### [Problem]
A faithful copy of all the entries is required, with no pictures in it.

### [Dataset content]
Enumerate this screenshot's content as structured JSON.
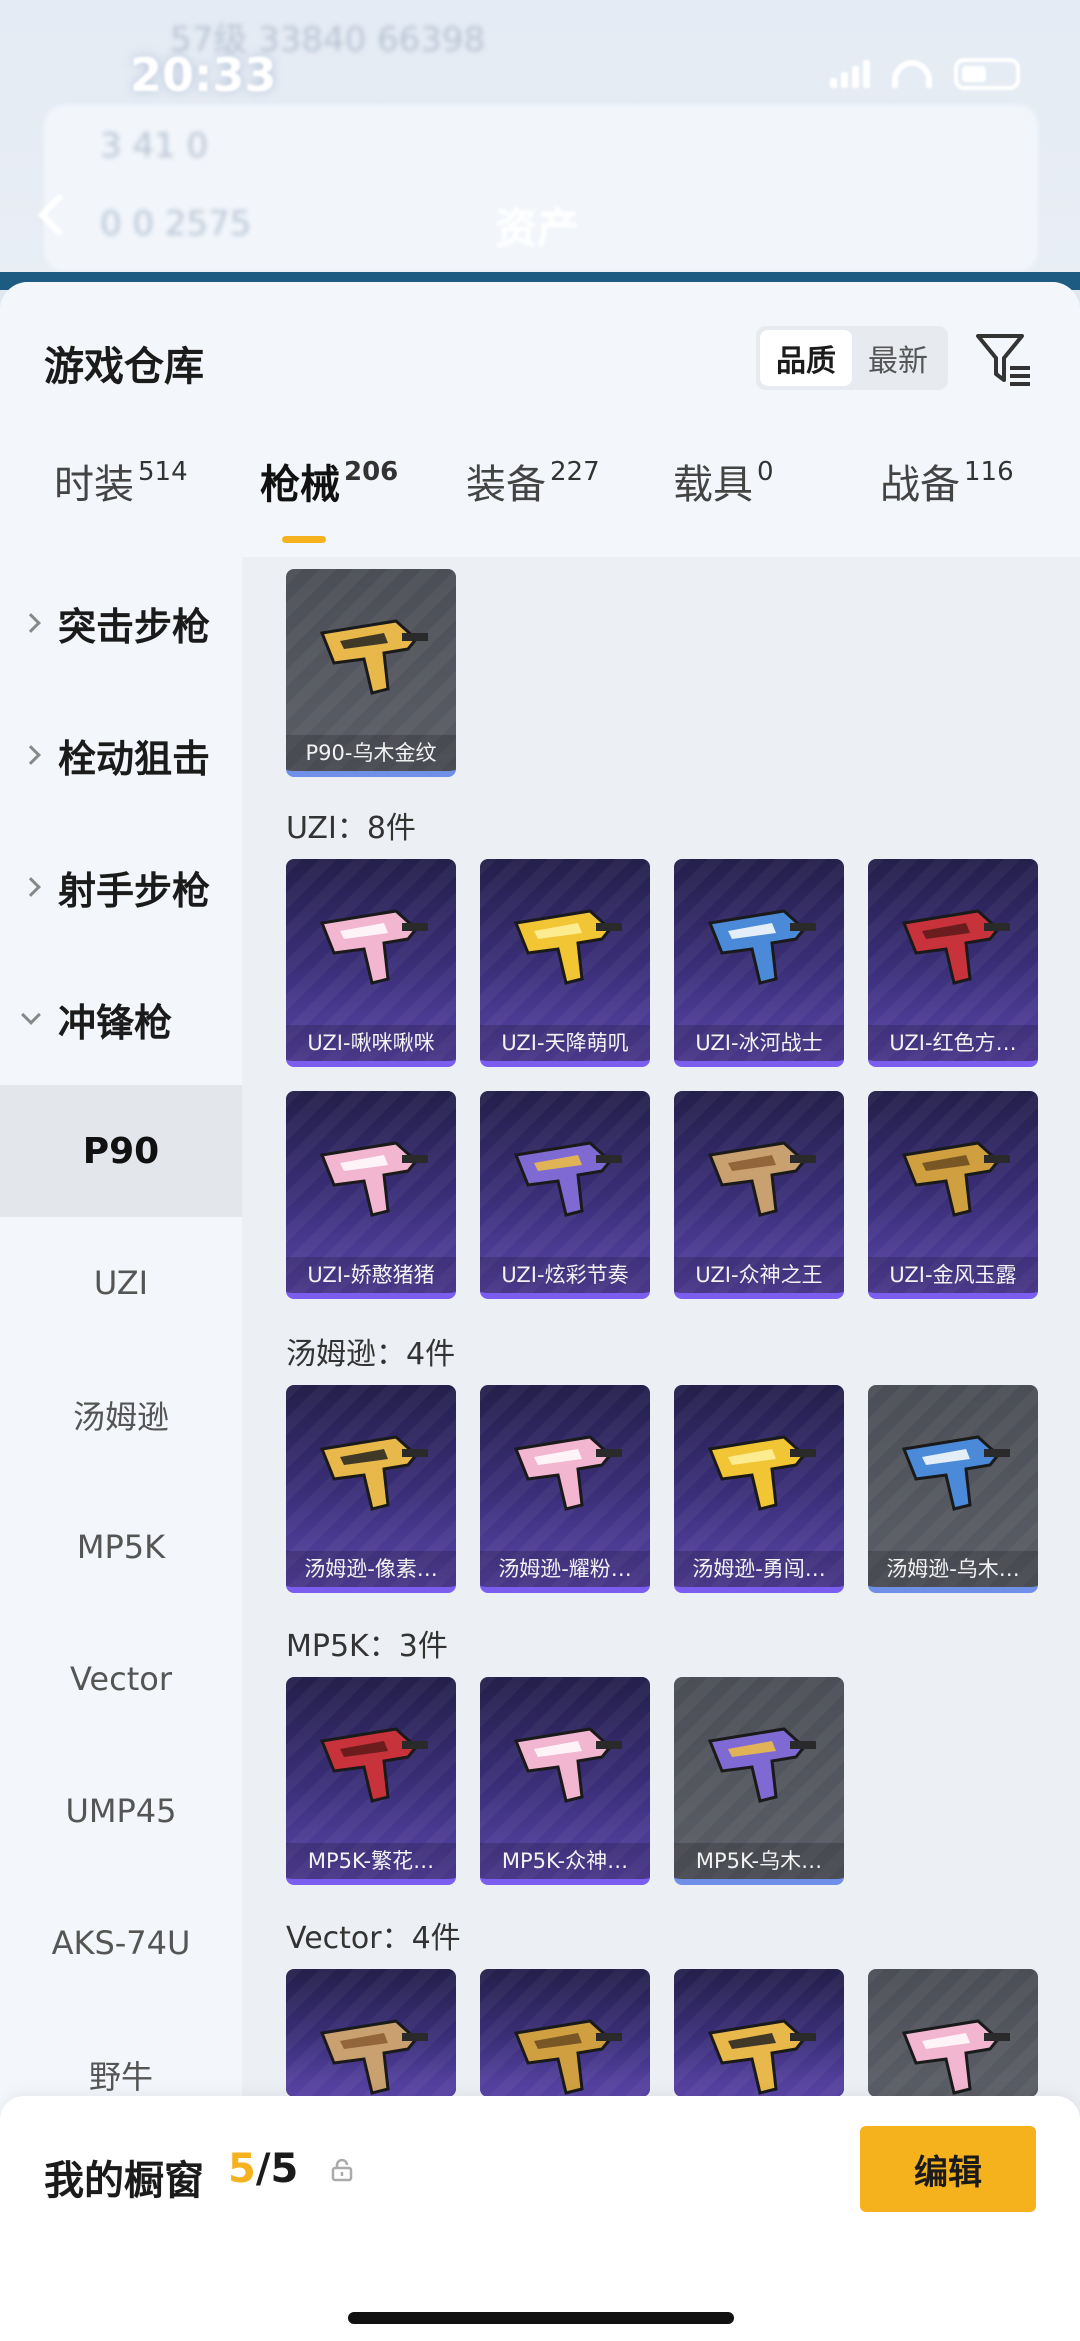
{
  "background": {
    "status_time": "20:33",
    "blur_line1": "57级  33840  66398",
    "blur_line2": "3  41  0",
    "blur_line3": "0  0  2575",
    "title": "资产"
  },
  "header": {
    "title": "游戏仓库",
    "sort_options": [
      "品质",
      "最新"
    ],
    "active_sort": "品质"
  },
  "tabs": [
    {
      "label": "时装",
      "count": "514"
    },
    {
      "label": "枪械",
      "count": "206"
    },
    {
      "label": "装备",
      "count": "227"
    },
    {
      "label": "载具",
      "count": "0"
    },
    {
      "label": "战备",
      "count": "116"
    }
  ],
  "active_tab": "枪械",
  "sidebar": {
    "categories": [
      "突击步枪",
      "栓动狙击",
      "射手步枪",
      "冲锋枪"
    ],
    "subcategories": [
      "P90",
      "UZI",
      "汤姆逊",
      "MP5K",
      "Vector",
      "UMP45",
      "AKS-74U",
      "野牛"
    ],
    "active_sub": "P90"
  },
  "groups": [
    {
      "label": "",
      "items": [
        {
          "name": "P90-乌木金纹",
          "style": "gray"
        }
      ]
    },
    {
      "label": "UZI：8件",
      "items": [
        {
          "name": "UZI-啾咪啾咪",
          "style": "purple"
        },
        {
          "name": "UZI-天降萌叽",
          "style": "purple"
        },
        {
          "name": "UZI-冰河战士",
          "style": "purple"
        },
        {
          "name": "UZI-红色方…",
          "style": "purple"
        },
        {
          "name": "UZI-娇憨猪猪",
          "style": "purple"
        },
        {
          "name": "UZI-炫彩节奏",
          "style": "purple"
        },
        {
          "name": "UZI-众神之王",
          "style": "purple"
        },
        {
          "name": "UZI-金风玉露",
          "style": "purple"
        }
      ]
    },
    {
      "label": "汤姆逊：4件",
      "items": [
        {
          "name": "汤姆逊-像素…",
          "style": "purple"
        },
        {
          "name": "汤姆逊-耀粉…",
          "style": "purple"
        },
        {
          "name": "汤姆逊-勇闯…",
          "style": "purple"
        },
        {
          "name": "汤姆逊-乌木…",
          "style": "gray"
        }
      ]
    },
    {
      "label": "MP5K：3件",
      "items": [
        {
          "name": "MP5K-繁花…",
          "style": "purple"
        },
        {
          "name": "MP5K-众神…",
          "style": "purple"
        },
        {
          "name": "MP5K-乌木…",
          "style": "gray"
        }
      ]
    },
    {
      "label": "Vector：4件",
      "items": [
        {
          "name": "",
          "style": "purple"
        },
        {
          "name": "",
          "style": "purple"
        },
        {
          "name": "",
          "style": "purple"
        },
        {
          "name": "",
          "style": "gray"
        }
      ]
    }
  ],
  "bottom_bar": {
    "label": "我的橱窗",
    "count_current": "5",
    "count_total": "/5",
    "edit_label": "编辑"
  },
  "icons": {
    "filter": "filter-icon",
    "share": "share-icon",
    "lock": "lock-icon",
    "back": "back-arrow-icon"
  },
  "colors": {
    "accent": "#f6b21c",
    "card_purple": "#3b2f7a",
    "card_gray": "#55585f"
  }
}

### [Response area]
Enumerate this screenshot's content as structured JSON.
{
  "background": {
    "status_time": "20:33",
    "blur_line1": "57级  33840  66398",
    "blur_line2": "3  41  0",
    "blur_line3": "0  0  2575",
    "title": "资产"
  },
  "header": {
    "title": "游戏仓库",
    "sort_options": [
      "品质",
      "最新"
    ],
    "active_sort": "品质"
  },
  "tabs": [
    {
      "label": "时装",
      "count": "514"
    },
    {
      "label": "枪械",
      "count": "206"
    },
    {
      "label": "装备",
      "count": "227"
    },
    {
      "label": "载具",
      "count": "0"
    },
    {
      "label": "战备",
      "count": "116"
    }
  ],
  "active_tab": "枪械",
  "sidebar": {
    "categories": [
      "突击步枪",
      "栓动狙击",
      "射手步枪",
      "冲锋枪"
    ],
    "subcategories": [
      "P90",
      "UZI",
      "汤姆逊",
      "MP5K",
      "Vector",
      "UMP45",
      "AKS-74U",
      "野牛"
    ],
    "active_sub": "P90"
  },
  "groups": [
    {
      "label": "",
      "items": [
        {
          "name": "P90-乌木金纹",
          "style": "gray"
        }
      ]
    },
    {
      "label": "UZI：8件",
      "items": [
        {
          "name": "UZI-啾咪啾咪",
          "style": "purple"
        },
        {
          "name": "UZI-天降萌叽",
          "style": "purple"
        },
        {
          "name": "UZI-冰河战士",
          "style": "purple"
        },
        {
          "name": "UZI-红色方…",
          "style": "purple"
        },
        {
          "name": "UZI-娇憨猪猪",
          "style": "purple"
        },
        {
          "name": "UZI-炫彩节奏",
          "style": "purple"
        },
        {
          "name": "UZI-众神之王",
          "style": "purple"
        },
        {
          "name": "UZI-金风玉露",
          "style": "purple"
        }
      ]
    },
    {
      "label": "汤姆逊：4件",
      "items": [
        {
          "name": "汤姆逊-像素…",
          "style": "purple"
        },
        {
          "name": "汤姆逊-耀粉…",
          "style": "purple"
        },
        {
          "name": "汤姆逊-勇闯…",
          "style": "purple"
        },
        {
          "name": "汤姆逊-乌木…",
          "style": "gray"
        }
      ]
    },
    {
      "label": "MP5K：3件",
      "items": [
        {
          "name": "MP5K-繁花…",
          "style": "purple"
        },
        {
          "name": "MP5K-众神…",
          "style": "purple"
        },
        {
          "name": "MP5K-乌木…",
          "style": "gray"
        }
      ]
    },
    {
      "label": "Vector：4件",
      "items": [
        {
          "name": "",
          "style": "purple"
        },
        {
          "name": "",
          "style": "purple"
        },
        {
          "name": "",
          "style": "purple"
        },
        {
          "name": "",
          "style": "gray"
        }
      ]
    }
  ],
  "bottom_bar": {
    "label": "我的橱窗",
    "count_current": "5",
    "count_total": "/5",
    "edit_label": "编辑"
  },
  "icons": {
    "filter": "filter-icon",
    "share": "share-icon",
    "lock": "lock-icon",
    "back": "back-arrow-icon"
  },
  "colors": {
    "accent": "#f6b21c",
    "card_purple": "#3b2f7a",
    "card_gray": "#55585f"
  }
}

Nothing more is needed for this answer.